- Relates to Tasman Flying only - no implications for the New Zealand domestic or any other geographic market
- The carriers will continue to actively compete on domestic New Zealand and non Tasman international sectors.
- Customers booking on line or via a travel agent will see who the operating carrier of their flight will be before they pay for their fare
- A codeshare will be established:
- Required for Air New Zealand/Qantas
- Permitted with agreement for Freedom and Jetstar
- Based on an allocation of net revenue only. Each carrier's revenue will be determined by a combination of the capacity flown by that carrier and historical yield.
- Costs are not included in the model (each carrier benefits from its own cost reduction programmes)
- No Equity investment. Qantas' redeemable convertible notes will be unwound and $98 million repaid over four years.
NOTE: The content of all Air New Zealand media releases are accurate at the time of issue, as stated at the top of each release. For updates on any changes, please contact Air New Zealand.

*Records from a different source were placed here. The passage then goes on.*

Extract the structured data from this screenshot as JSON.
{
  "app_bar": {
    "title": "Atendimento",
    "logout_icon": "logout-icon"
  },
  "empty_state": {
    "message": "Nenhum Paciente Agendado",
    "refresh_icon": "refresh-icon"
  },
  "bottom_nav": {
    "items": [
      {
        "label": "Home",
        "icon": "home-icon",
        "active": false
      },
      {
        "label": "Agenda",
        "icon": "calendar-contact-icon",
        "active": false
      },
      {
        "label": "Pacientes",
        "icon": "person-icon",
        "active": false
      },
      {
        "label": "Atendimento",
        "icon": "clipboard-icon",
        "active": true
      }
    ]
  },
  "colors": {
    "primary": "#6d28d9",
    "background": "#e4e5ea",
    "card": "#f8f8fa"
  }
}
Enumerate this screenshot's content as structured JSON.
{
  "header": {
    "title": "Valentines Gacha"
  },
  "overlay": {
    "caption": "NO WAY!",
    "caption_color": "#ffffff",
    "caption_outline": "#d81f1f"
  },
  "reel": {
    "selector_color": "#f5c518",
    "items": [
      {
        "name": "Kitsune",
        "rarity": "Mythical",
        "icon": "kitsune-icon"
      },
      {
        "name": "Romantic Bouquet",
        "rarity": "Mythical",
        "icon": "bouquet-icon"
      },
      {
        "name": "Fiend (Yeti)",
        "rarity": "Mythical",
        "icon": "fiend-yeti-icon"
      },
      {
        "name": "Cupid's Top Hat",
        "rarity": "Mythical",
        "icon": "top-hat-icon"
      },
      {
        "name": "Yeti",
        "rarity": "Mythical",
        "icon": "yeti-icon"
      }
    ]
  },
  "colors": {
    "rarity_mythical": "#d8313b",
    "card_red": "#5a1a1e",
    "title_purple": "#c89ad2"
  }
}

Air New Zealand is proud to be a member of Star Alliance. The Star Alliance network was established in 1997 as the first truly global airline alliance to offer worldwide reach, recognition and seamless service to the international traveller. Its acceptance by the market has been recognised by numerous awards, including the Air Transport World Market Leadership Award, Best Airline Alliance by both Business Traveller Magazine and Skytrax. The member airlines are: Adria Airways, Air Canada, Air China, Air New Zealand, ANA, Asiana Airlines, Austrian, Blue1, bmi, Continental Airlines, Croatia Airlines, EGYPTAIR, LOT Polish Airlines, Lufthansa, Scandinavian Airlines, Shanghai Airlines, Singapore Airlines, South African Airways, Spanair, SWISS, TAP Portugal, Turkish Airlines, THAI, United and US Airways. Aegean Airlines, Air India, Brussels Airlines and TAM have been announced as future members. Overall, the Star Alliance network offers 19,500 daily flights to 1,071 airports in 171 countries.
For more information about Air New Zealand visit www.airnewzealand.com and for more information about Star Alliance visit www.staralliance.com.